- **What is expected**:
From the entries that follow, copy each line in which "time" appears.

- **Material supplied**:
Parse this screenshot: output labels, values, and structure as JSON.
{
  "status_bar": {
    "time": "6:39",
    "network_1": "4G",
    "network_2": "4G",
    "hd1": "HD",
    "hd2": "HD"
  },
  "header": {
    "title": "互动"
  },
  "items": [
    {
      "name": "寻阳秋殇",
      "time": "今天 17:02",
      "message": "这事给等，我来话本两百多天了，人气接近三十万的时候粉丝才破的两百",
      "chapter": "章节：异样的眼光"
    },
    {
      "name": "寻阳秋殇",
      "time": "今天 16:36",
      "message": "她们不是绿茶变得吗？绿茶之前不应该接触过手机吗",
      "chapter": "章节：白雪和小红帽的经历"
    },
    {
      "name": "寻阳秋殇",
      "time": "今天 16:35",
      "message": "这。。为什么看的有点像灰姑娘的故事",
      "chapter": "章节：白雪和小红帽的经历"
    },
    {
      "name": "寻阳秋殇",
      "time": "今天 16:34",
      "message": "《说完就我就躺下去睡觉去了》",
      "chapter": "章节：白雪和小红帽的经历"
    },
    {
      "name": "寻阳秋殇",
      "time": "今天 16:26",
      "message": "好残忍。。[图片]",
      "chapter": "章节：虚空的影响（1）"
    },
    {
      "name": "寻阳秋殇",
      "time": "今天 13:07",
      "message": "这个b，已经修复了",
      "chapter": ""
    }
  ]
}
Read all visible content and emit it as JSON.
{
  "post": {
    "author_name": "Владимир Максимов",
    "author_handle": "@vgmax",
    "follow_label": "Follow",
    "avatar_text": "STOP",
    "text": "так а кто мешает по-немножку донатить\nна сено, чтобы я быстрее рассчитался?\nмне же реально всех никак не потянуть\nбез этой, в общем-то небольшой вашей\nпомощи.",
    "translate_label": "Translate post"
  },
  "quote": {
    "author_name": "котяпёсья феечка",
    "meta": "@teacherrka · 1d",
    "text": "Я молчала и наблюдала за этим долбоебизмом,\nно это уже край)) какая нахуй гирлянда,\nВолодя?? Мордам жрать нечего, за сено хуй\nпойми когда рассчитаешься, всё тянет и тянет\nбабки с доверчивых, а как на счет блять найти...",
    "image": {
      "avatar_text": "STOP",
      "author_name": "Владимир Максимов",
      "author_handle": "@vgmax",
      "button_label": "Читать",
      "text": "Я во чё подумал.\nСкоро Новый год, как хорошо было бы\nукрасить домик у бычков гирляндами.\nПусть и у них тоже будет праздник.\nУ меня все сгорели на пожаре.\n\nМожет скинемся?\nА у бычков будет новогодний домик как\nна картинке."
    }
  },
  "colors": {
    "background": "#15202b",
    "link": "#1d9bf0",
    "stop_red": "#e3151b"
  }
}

- **Task response**:
    "time": "6:39",
      "time": "今天 17:02",
      "time": "今天 16:36",
      "time": "今天 16:35",
      "time": "今天 16:34",
      "time": "今天 16:26",
      "time": "今天 13:07",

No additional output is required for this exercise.